JAKARTA: Asian publishers want to counter the Western media narrative as they take part in a global initiative launched this week to encourage people to read Palestinian authors and history.
#ReadPalestine started on Wednesday and runs through to Dec. 5.
It was created by Publishers for Palestine, a global solidarity collective comprising more than 350 publishers who have called for an end to all violence against Palestinian people and for Tel Aviv and its allies to be held accountable for war crimes in the wake of the deadly Israeli onslaught on Gaza that started last month.
The collective, which includes more than 70 Asian publishers, has made available for free download more than 30 works of poetry, fiction and nonfiction.
“The initiative aims to be an amplifier for the Palestinian cause within the literary community, particularly in the West,” Iskandar Kamel of Malaysia’s Kawah Buku told Arab News.
“The way they have muted themselves and chosen to align with genociders, adopting an apolitical stance and neutrality in the face of atrocities, is entirely unacceptable. This is especially noteworthy considering that, all the while, they have preached about human rights and liberal principles to the Global South.”
Kamel cited as an example the biggest annual book fair in Frankfurt, which last month called off an awards ceremony to celebrate Palestinian writer Adania Shibli.
“Publishers, bookstores, authors and the entire literary community cannot remain neutral; choosing to be apolitical is not an option. It is our responsibility to play our part,” he said.
Ronny Agustinus, chief editor of the Indonesian publishing company Marjin Kiri, is a member of the International Alliance of Independent Publishers, which wrote a letter condemning the cancelation of the Frankfurt event.
“Because there are so many misunderstandings about Palestine from various parties, it becomes important to share studies and reading materials as thoroughly and as much as possible about Palestine so that we can get the whole picture,” he said.
“Literature can paint the reality of Palestinian lives poignantly and evocatively.”
The #ReadPalestine free ebook list includes “Wild Thorns,” a novel by Sahar Khalifeh about life in the Israeli-occupied West Bank, and “Things You May Find Hidden in My Ear” by Mosab Abu Toha, a Palestinian poet whose abduction by Israeli forces made global headlines earlier this month. He was later released following an international outcry.
“Writers and publishers bear histories and narratives; and with them, truth. Western media is so powerful and it has skewed the thinking of many people, including writers. We can fight against that through our books and writings,” said Faye Cura of Philippines-based Gantala Press.
When it comes to Palestinian literature, women writers are Cura’s favorite.
“Many people have biased views against Muslim women, thinking they are ‘conservative,’ ‘passive,’ ‘silent,’ etc.

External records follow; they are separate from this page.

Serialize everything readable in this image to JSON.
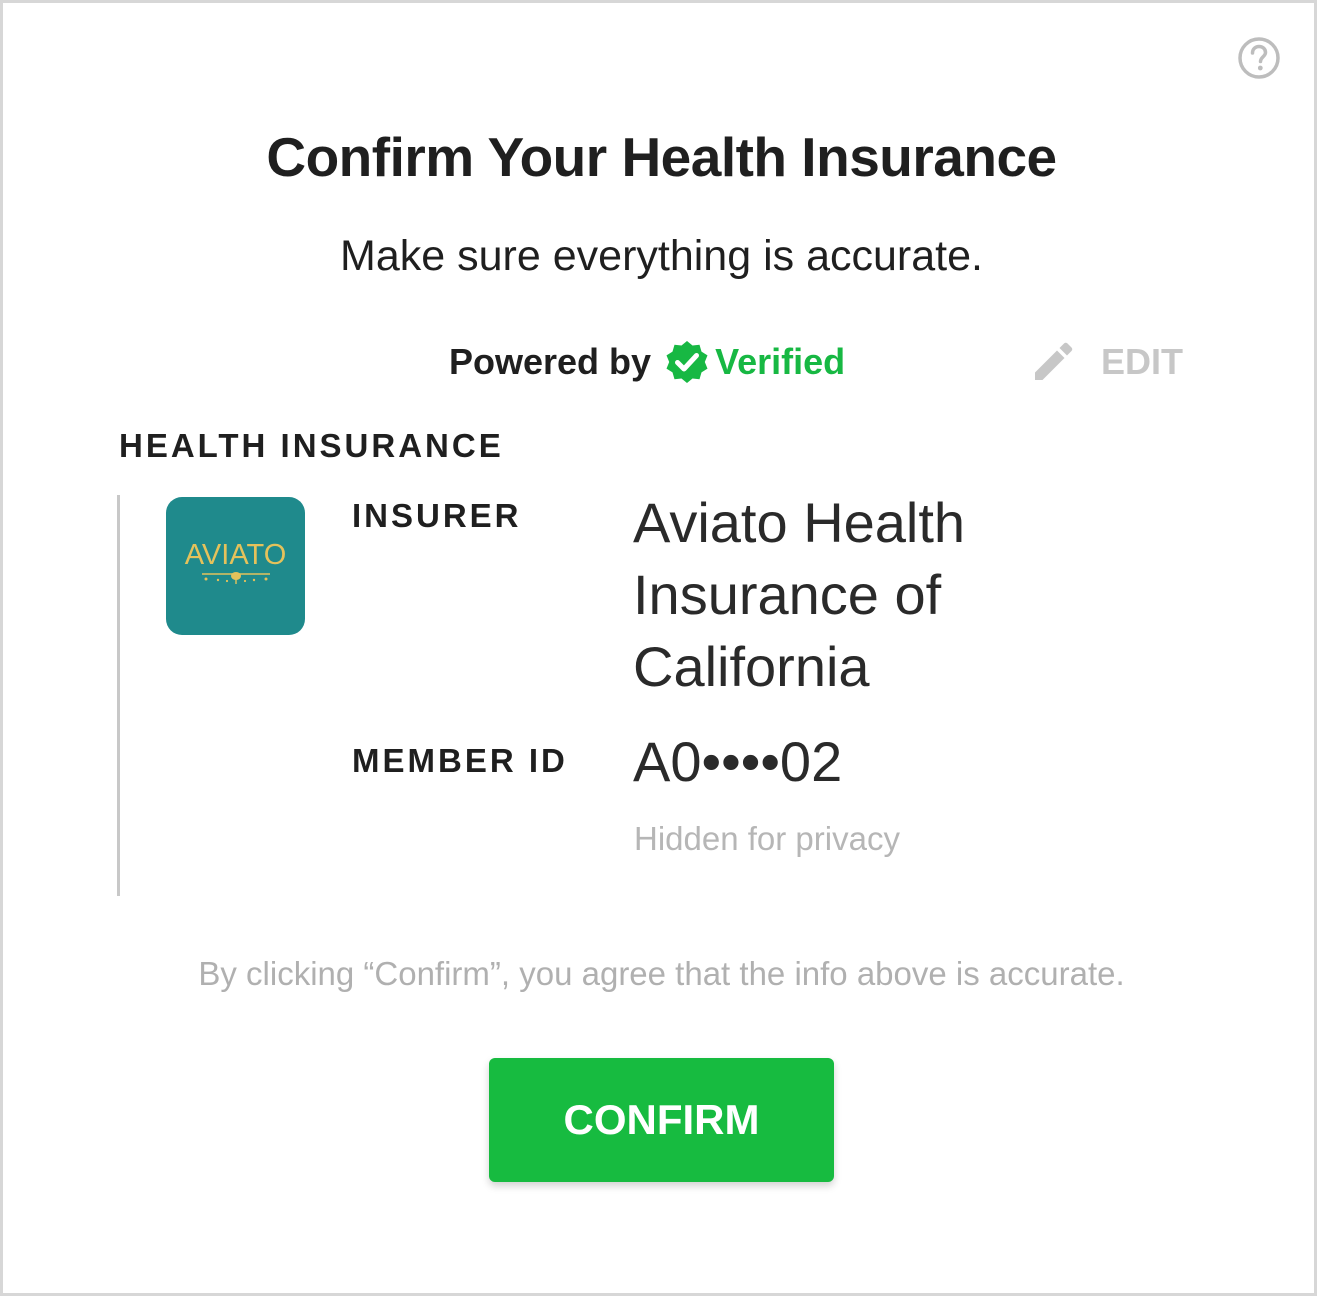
{
  "header": {
    "title": "Confirm Your Health Insurance",
    "subtitle": "Make sure everything is accurate.",
    "help_icon": "question-circle-icon"
  },
  "provider": {
    "powered_by": "Powered by",
    "brand": "Verified",
    "brand_icon": "verified-badge-icon",
    "brand_color": "#17b843"
  },
  "edit": {
    "label": "EDIT",
    "icon": "pencil-icon"
  },
  "section": {
    "title": "HEALTH INSURANCE",
    "insurer_label": "INSURER",
    "insurer_name": "Aviato Health Insurance of California",
    "logo_text": "AVIATO",
    "member_id_label": "MEMBER ID",
    "member_id_value": "A0••••02",
    "member_id_hint": "Hidden for privacy"
  },
  "footer": {
    "disclaimer": "By clicking “Confirm”, you agree that the info above is accurate.",
    "confirm_label": "CONFIRM",
    "confirm_color": "#17bb40"
  }
}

The women writers definitely resist all that and paint a stronger, more powerful image of the Palestinian woman,” she said.

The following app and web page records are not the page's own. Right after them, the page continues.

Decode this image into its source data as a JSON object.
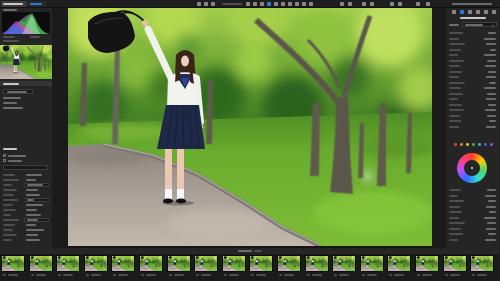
{
  "theme": {
    "background": "#151515",
    "panel": "#252525",
    "accent": "#2e7bd6"
  },
  "toolbar": {
    "left_tabs": [
      {
        "active": false
      },
      {
        "active": true
      }
    ],
    "tools": [
      {
        "active": false
      },
      {
        "active": false
      },
      {
        "active": false
      },
      {
        "active": false
      },
      {
        "active": false
      },
      {
        "active": false
      },
      {
        "active": true
      },
      {
        "active": false
      },
      {
        "active": false
      },
      {
        "active": false
      },
      {
        "active": false
      },
      {
        "active": false
      },
      {
        "active": false
      }
    ],
    "right_tools": [
      {
        "active": false
      },
      {
        "active": false
      },
      {
        "active": false
      },
      {
        "active": false
      },
      {
        "active": false
      },
      {
        "active": false
      },
      {
        "active": false
      },
      {
        "active": false
      }
    ]
  },
  "right_panel": {
    "color_swatches": [
      "#d8403a",
      "#e0862c",
      "#d8c23a",
      "#4cae48",
      "#3ab0b6",
      "#3b62d4",
      "#a24ac4"
    ]
  },
  "filmstrip": {
    "thumbnails": [
      {
        "selected": false
      },
      {
        "selected": false
      },
      {
        "selected": false
      },
      {
        "selected": false
      },
      {
        "selected": false
      },
      {
        "selected": false
      },
      {
        "selected": false
      },
      {
        "selected": false
      },
      {
        "selected": false
      },
      {
        "selected": false
      },
      {
        "selected": false
      },
      {
        "selected": false
      },
      {
        "selected": false
      },
      {
        "selected": false
      },
      {
        "selected": false
      },
      {
        "selected": false
      },
      {
        "selected": false
      },
      {
        "selected": false
      }
    ]
  }
}
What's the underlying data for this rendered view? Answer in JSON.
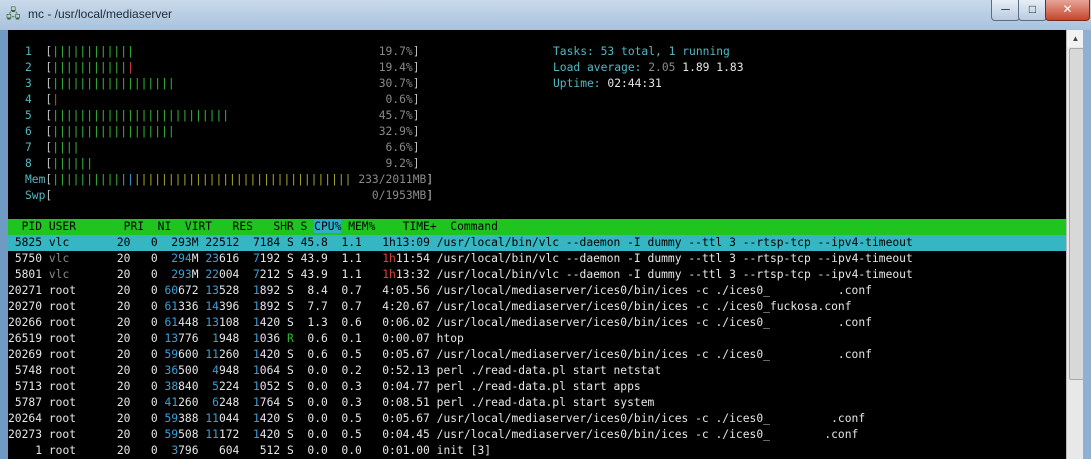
{
  "window": {
    "title": "mc - /usr/local/mediaserver",
    "minimize_label": "─",
    "maximize_label": "□",
    "close_label": "✕"
  },
  "meters": {
    "cpus": [
      {
        "num": "1",
        "bars": "||||||||||||",
        "red": "",
        "pct": "19.7%"
      },
      {
        "num": "2",
        "bars": "|||||||||||",
        "red": "|",
        "pct": "19.4%"
      },
      {
        "num": "3",
        "bars": "||||||||||||||||||",
        "red": "",
        "pct": "30.7%"
      },
      {
        "num": "4",
        "bars": "",
        "red": "|",
        "pct": "0.6%"
      },
      {
        "num": "5",
        "bars": "||||||||||||||||||||||||||",
        "red": "",
        "pct": "45.7%"
      },
      {
        "num": "6",
        "bars": "||||||||||||||||||",
        "red": "",
        "pct": "32.9%"
      },
      {
        "num": "7",
        "bars": "||||",
        "red": "",
        "pct": "6.6%"
      },
      {
        "num": "8",
        "bars": "||||||",
        "red": "",
        "pct": "9.2%"
      }
    ],
    "mem": {
      "label": "Mem",
      "green": "||||||||||",
      "blue": "||",
      "yellow": "||||||||||||||||||||||||||||||||",
      "value": "233/2011MB"
    },
    "swp": {
      "label": "Swp",
      "value": "0/1953MB"
    }
  },
  "summary": {
    "tasks_label": "Tasks:",
    "tasks_value": "53 total, 1 running",
    "load_label": "Load average:",
    "load_1": "2.05",
    "load_5": "1.89",
    "load_15": "1.83",
    "uptime_label": "Uptime:",
    "uptime_value": "02:44:31"
  },
  "header": {
    "pid": "PID",
    "user": "USER",
    "pri": "PRI",
    "ni": "NI",
    "virt": "VIRT",
    "res": "RES",
    "shr": "SHR",
    "s": "S",
    "cpu": "CPU%",
    "mem": "MEM%",
    "time": "TIME+",
    "command": "Command"
  },
  "processes": [
    {
      "pid": "5825",
      "user": "vlc",
      "pri": "20",
      "ni": "0",
      "virt_a": "293",
      "virt_b": "M",
      "res_a": "22",
      "res_b": "512",
      "shr_a": "7",
      "shr_b": "184",
      "s": "S",
      "cpu": "45.8",
      "mem": "1.1",
      "time_h": "1h",
      "time_r": "13:09",
      "command": "/usr/local/bin/vlc --daemon -I dummy --ttl 3 --rtsp-tcp --ipv4-timeout"
    },
    {
      "pid": "5750",
      "user": "vlc",
      "pri": "20",
      "ni": "0",
      "virt_a": "294",
      "virt_b": "M",
      "res_a": "23",
      "res_b": "616",
      "shr_a": "7",
      "shr_b": "192",
      "s": "S",
      "cpu": "43.9",
      "mem": "1.1",
      "time_h": "1h",
      "time_r": "11:54",
      "command": "/usr/local/bin/vlc --daemon -I dummy --ttl 3 --rtsp-tcp --ipv4-timeout"
    },
    {
      "pid": "5801",
      "user": "vlc",
      "pri": "20",
      "ni": "0",
      "virt_a": "293",
      "virt_b": "M",
      "res_a": "22",
      "res_b": "004",
      "shr_a": "7",
      "shr_b": "212",
      "s": "S",
      "cpu": "43.9",
      "mem": "1.1",
      "time_h": "1h",
      "time_r": "13:32",
      "command": "/usr/local/bin/vlc --daemon -I dummy --ttl 3 --rtsp-tcp --ipv4-timeout"
    },
    {
      "pid": "20271",
      "user": "root",
      "pri": "20",
      "ni": "0",
      "virt_a": "60",
      "virt_b": "672",
      "res_a": "13",
      "res_b": "528",
      "shr_a": "1",
      "shr_b": "892",
      "s": "S",
      "cpu": "8.4",
      "mem": "0.7",
      "time_h": "",
      "time_r": "4:05.56",
      "command": "/usr/local/mediaserver/ices0/bin/ices -c ./ices0_          .conf"
    },
    {
      "pid": "20270",
      "user": "root",
      "pri": "20",
      "ni": "0",
      "virt_a": "61",
      "virt_b": "336",
      "res_a": "14",
      "res_b": "396",
      "shr_a": "1",
      "shr_b": "892",
      "s": "S",
      "cpu": "7.7",
      "mem": "0.7",
      "time_h": "",
      "time_r": "4:20.67",
      "command": "/usr/local/mediaserver/ices0/bin/ices -c ./ices0_fuckosa.conf"
    },
    {
      "pid": "20266",
      "user": "root",
      "pri": "20",
      "ni": "0",
      "virt_a": "61",
      "virt_b": "448",
      "res_a": "13",
      "res_b": "108",
      "shr_a": "1",
      "shr_b": "420",
      "s": "S",
      "cpu": "1.3",
      "mem": "0.6",
      "time_h": "",
      "time_r": "0:06.02",
      "command": "/usr/local/mediaserver/ices0/bin/ices -c ./ices0_          .conf"
    },
    {
      "pid": "26519",
      "user": "root",
      "pri": "20",
      "ni": "0",
      "virt_a": "13",
      "virt_b": "776",
      "res_a": "1",
      "res_b": "948",
      "shr_a": "1",
      "shr_b": "036",
      "s": "R",
      "cpu": "0.6",
      "mem": "0.1",
      "time_h": "",
      "time_r": "0:00.07",
      "command": "htop"
    },
    {
      "pid": "20269",
      "user": "root",
      "pri": "20",
      "ni": "0",
      "virt_a": "59",
      "virt_b": "600",
      "res_a": "11",
      "res_b": "260",
      "shr_a": "1",
      "shr_b": "420",
      "s": "S",
      "cpu": "0.6",
      "mem": "0.5",
      "time_h": "",
      "time_r": "0:05.67",
      "command": "/usr/local/mediaserver/ices0/bin/ices -c ./ices0_          .conf"
    },
    {
      "pid": "5748",
      "user": "root",
      "pri": "20",
      "ni": "0",
      "virt_a": "36",
      "virt_b": "500",
      "res_a": "4",
      "res_b": "948",
      "shr_a": "1",
      "shr_b": "064",
      "s": "S",
      "cpu": "0.0",
      "mem": "0.2",
      "time_h": "",
      "time_r": "0:52.13",
      "command": "perl ./read-data.pl start netstat"
    },
    {
      "pid": "5713",
      "user": "root",
      "pri": "20",
      "ni": "0",
      "virt_a": "38",
      "virt_b": "840",
      "res_a": "5",
      "res_b": "224",
      "shr_a": "1",
      "shr_b": "052",
      "s": "S",
      "cpu": "0.0",
      "mem": "0.3",
      "time_h": "",
      "time_r": "0:04.77",
      "command": "perl ./read-data.pl start apps"
    },
    {
      "pid": "5787",
      "user": "root",
      "pri": "20",
      "ni": "0",
      "virt_a": "41",
      "virt_b": "260",
      "res_a": "6",
      "res_b": "248",
      "shr_a": "1",
      "shr_b": "764",
      "s": "S",
      "cpu": "0.0",
      "mem": "0.3",
      "time_h": "",
      "time_r": "0:08.51",
      "command": "perl ./read-data.pl start system"
    },
    {
      "pid": "20264",
      "user": "root",
      "pri": "20",
      "ni": "0",
      "virt_a": "59",
      "virt_b": "388",
      "res_a": "11",
      "res_b": "044",
      "shr_a": "1",
      "shr_b": "420",
      "s": "S",
      "cpu": "0.0",
      "mem": "0.5",
      "time_h": "",
      "time_r": "0:05.67",
      "command": "/usr/local/mediaserver/ices0/bin/ices -c ./ices0_         .conf"
    },
    {
      "pid": "20273",
      "user": "root",
      "pri": "20",
      "ni": "0",
      "virt_a": "59",
      "virt_b": "508",
      "res_a": "11",
      "res_b": "172",
      "shr_a": "1",
      "shr_b": "420",
      "s": "S",
      "cpu": "0.0",
      "mem": "0.5",
      "time_h": "",
      "time_r": "0:04.45",
      "command": "/usr/local/mediaserver/ices0/bin/ices -c ./ices0_        .conf"
    },
    {
      "pid": "1",
      "user": "root",
      "pri": "20",
      "ni": "0",
      "virt_a": "3",
      "virt_b": "796",
      "res_a": "",
      "res_b": "604",
      "shr_a": "",
      "shr_b": "512",
      "s": "S",
      "cpu": "0.0",
      "mem": "0.0",
      "time_h": "",
      "time_r": "0:01.00",
      "command": "init [3]"
    }
  ]
}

She hopes that #ReadPalestine will forge strong relations among writers, translators, artists and publishers across the world so that the “conversation and resistance continue until liberation.”
Malaysian publisher The Patriots said speaking about the Palestinian plight was also a responsibility of the literary community.
“We are collectively disappointed with this ongoing cancel culture against the Palestinian literature. It is against free speech to do so,” The Patriots said in a statement to Arab News.
“We hope this initiative could at the very least break this hostile attempt. The Palestinians could not, should not and must not be stifled.”